Task instructions: Please find all lines containing "this" in the listing below and copy them.

Input data:

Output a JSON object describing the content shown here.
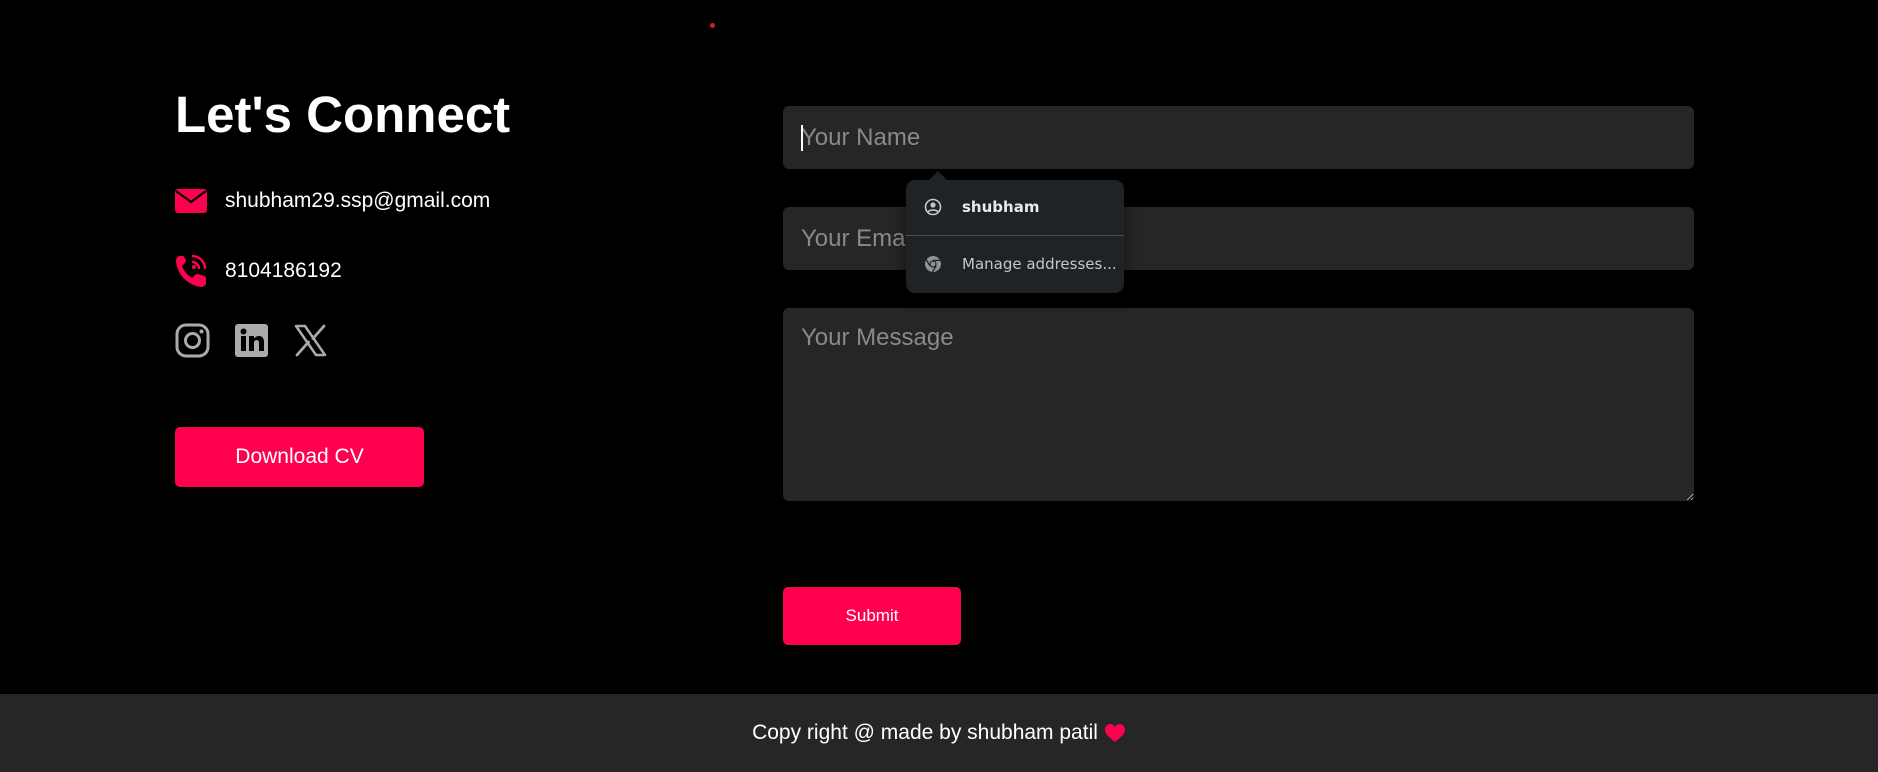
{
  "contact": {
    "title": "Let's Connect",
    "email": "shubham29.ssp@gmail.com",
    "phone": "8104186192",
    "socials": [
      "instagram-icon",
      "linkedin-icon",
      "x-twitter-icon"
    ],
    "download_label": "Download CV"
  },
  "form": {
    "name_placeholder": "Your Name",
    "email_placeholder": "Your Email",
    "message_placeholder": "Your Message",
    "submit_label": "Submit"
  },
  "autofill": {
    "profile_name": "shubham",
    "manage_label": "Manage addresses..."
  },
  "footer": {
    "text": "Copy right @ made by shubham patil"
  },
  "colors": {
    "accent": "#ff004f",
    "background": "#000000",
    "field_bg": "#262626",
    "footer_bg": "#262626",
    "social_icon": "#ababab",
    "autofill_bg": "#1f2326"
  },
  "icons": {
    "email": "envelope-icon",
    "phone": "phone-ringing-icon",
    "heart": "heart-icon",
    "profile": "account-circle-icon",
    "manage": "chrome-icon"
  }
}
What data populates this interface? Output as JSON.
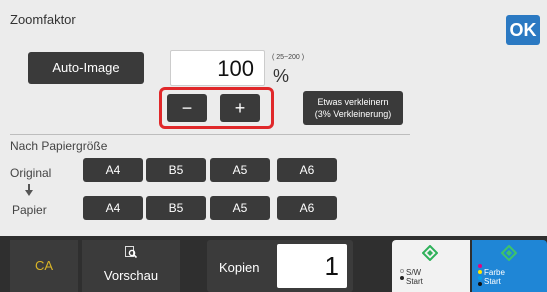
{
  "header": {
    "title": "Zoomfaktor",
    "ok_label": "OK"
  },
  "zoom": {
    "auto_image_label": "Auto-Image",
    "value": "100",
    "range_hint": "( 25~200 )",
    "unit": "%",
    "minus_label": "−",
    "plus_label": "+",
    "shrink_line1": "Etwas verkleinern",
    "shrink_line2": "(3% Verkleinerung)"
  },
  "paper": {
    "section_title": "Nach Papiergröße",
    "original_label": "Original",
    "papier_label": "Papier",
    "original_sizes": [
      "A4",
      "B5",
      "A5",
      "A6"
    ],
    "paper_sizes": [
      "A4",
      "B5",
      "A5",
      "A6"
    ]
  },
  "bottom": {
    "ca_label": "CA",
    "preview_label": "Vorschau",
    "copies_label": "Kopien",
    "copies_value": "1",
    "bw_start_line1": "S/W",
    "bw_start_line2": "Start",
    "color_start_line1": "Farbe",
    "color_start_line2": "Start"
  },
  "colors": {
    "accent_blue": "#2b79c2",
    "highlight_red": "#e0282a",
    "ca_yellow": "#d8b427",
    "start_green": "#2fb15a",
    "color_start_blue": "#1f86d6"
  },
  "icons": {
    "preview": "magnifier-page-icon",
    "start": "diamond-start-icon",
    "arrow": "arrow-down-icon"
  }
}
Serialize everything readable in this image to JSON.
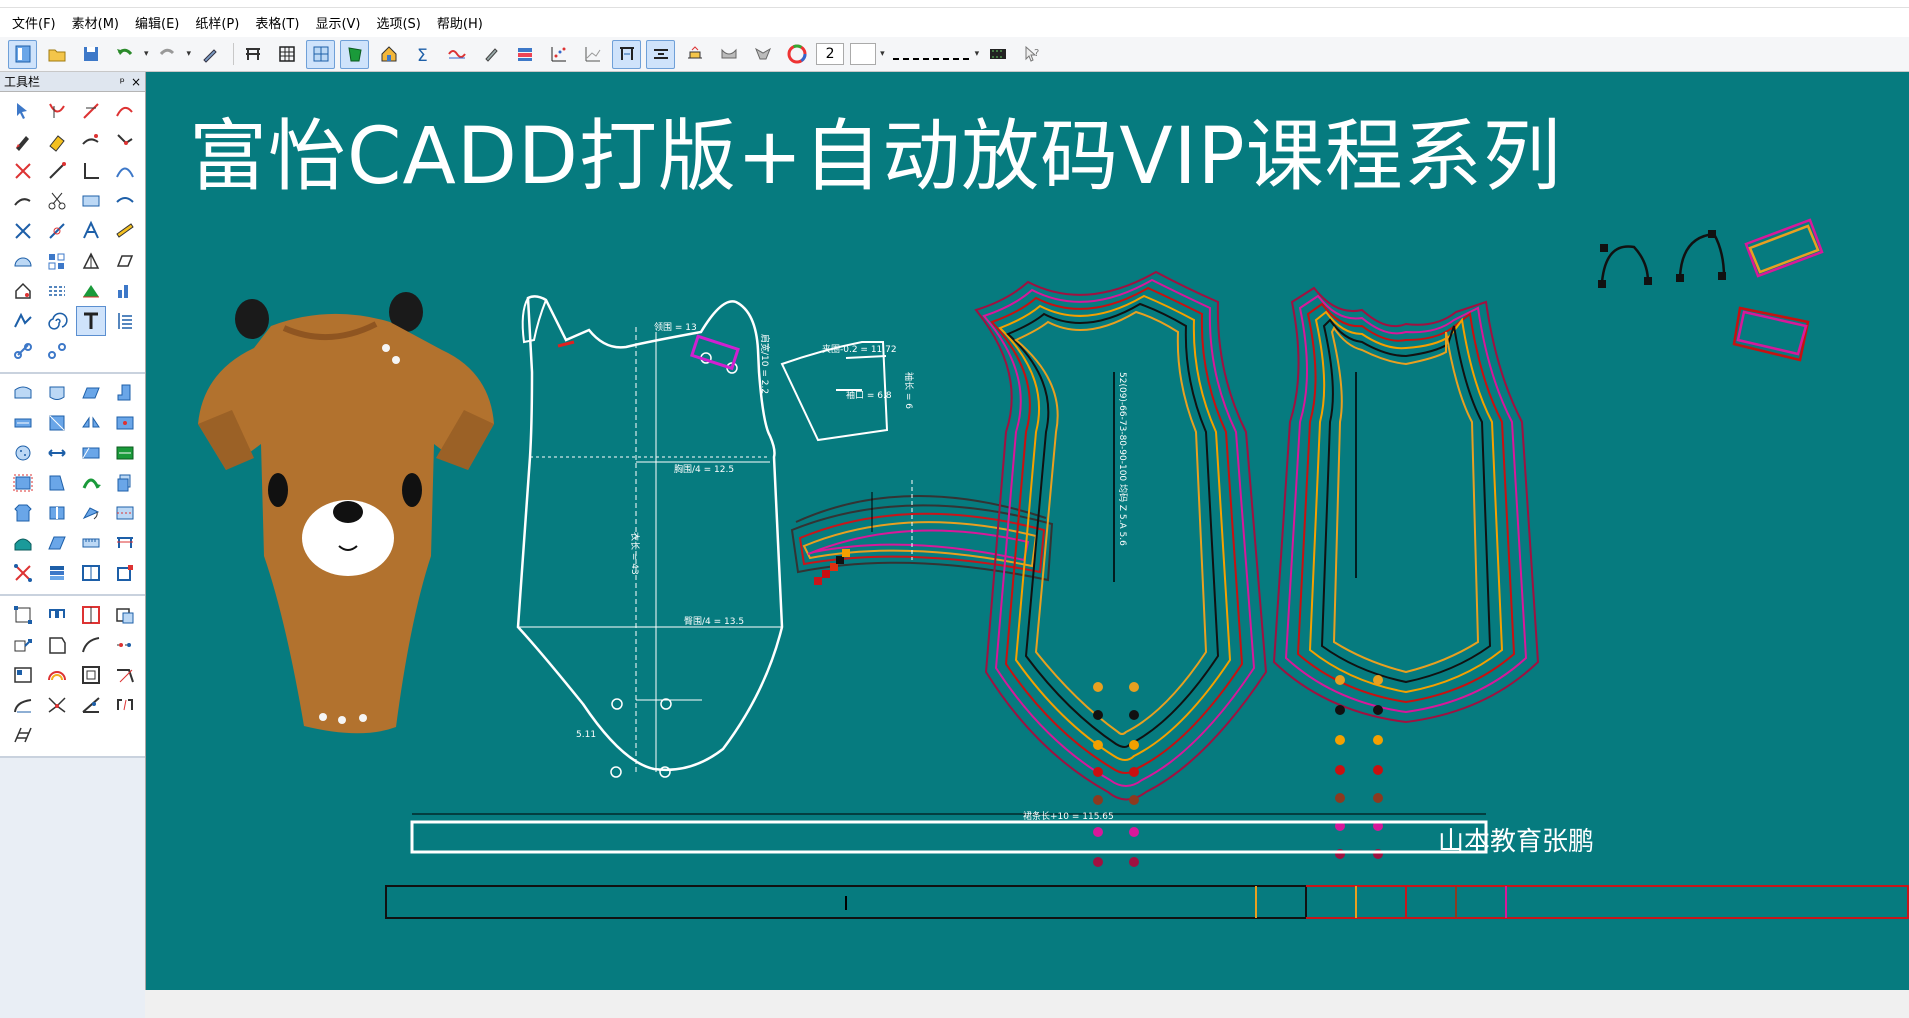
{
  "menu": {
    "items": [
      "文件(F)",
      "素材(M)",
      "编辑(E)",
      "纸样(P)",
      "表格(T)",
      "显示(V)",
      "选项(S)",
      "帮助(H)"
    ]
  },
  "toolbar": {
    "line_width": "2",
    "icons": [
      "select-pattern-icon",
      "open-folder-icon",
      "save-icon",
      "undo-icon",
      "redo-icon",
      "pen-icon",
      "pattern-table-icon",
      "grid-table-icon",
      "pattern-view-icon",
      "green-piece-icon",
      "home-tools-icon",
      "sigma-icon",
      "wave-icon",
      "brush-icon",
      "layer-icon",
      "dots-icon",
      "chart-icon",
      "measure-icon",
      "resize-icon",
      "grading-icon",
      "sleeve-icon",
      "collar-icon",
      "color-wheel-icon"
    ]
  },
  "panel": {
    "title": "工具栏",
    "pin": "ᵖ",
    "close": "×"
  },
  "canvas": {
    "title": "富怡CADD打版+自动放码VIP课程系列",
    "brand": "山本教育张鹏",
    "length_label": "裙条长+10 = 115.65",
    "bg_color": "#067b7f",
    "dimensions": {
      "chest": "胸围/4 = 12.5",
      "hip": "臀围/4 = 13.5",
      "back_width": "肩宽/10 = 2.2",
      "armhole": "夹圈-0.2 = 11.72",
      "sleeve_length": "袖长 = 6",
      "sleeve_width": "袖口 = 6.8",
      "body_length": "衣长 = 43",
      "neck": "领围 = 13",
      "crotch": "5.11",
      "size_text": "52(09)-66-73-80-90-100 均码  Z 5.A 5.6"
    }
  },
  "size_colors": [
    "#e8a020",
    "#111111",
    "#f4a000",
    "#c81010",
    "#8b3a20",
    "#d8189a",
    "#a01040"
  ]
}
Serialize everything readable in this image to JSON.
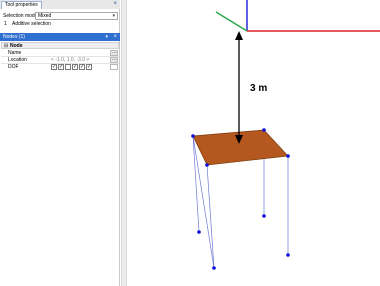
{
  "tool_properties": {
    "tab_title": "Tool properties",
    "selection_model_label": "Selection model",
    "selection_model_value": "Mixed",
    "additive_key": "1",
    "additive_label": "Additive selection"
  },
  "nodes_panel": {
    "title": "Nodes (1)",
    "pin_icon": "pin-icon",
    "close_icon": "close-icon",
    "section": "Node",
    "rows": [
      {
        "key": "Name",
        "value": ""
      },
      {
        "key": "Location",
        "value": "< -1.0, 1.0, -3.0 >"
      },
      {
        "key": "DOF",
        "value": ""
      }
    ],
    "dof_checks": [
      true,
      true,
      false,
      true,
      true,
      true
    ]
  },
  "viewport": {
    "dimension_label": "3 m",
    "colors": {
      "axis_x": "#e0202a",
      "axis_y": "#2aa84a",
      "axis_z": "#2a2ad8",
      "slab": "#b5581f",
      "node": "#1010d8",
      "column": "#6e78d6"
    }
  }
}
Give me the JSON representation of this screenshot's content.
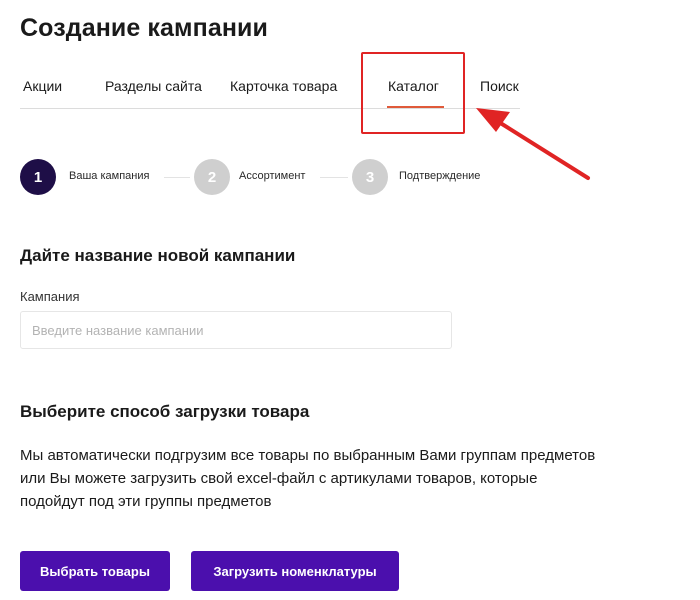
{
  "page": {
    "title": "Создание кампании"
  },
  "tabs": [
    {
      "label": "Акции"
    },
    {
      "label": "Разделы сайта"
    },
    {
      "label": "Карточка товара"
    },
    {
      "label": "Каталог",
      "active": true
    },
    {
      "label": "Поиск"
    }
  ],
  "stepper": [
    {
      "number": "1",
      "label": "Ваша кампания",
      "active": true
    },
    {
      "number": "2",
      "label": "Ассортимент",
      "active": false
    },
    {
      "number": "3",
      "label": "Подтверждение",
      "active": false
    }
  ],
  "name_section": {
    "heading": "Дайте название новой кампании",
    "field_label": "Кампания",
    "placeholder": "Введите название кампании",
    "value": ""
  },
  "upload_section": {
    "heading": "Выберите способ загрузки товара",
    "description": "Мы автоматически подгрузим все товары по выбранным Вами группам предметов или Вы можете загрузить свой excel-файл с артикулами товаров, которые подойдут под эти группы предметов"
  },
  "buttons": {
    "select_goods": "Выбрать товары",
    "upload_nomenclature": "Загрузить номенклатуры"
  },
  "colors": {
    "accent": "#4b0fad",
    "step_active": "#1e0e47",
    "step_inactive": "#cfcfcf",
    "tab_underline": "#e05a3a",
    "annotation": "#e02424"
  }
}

Worked solution:
What data populates this interface? Output as JSON.
Serialize everything readable in this image to JSON.
Serialize everything readable in this image to JSON.
Give me the JSON representation of this screenshot's content.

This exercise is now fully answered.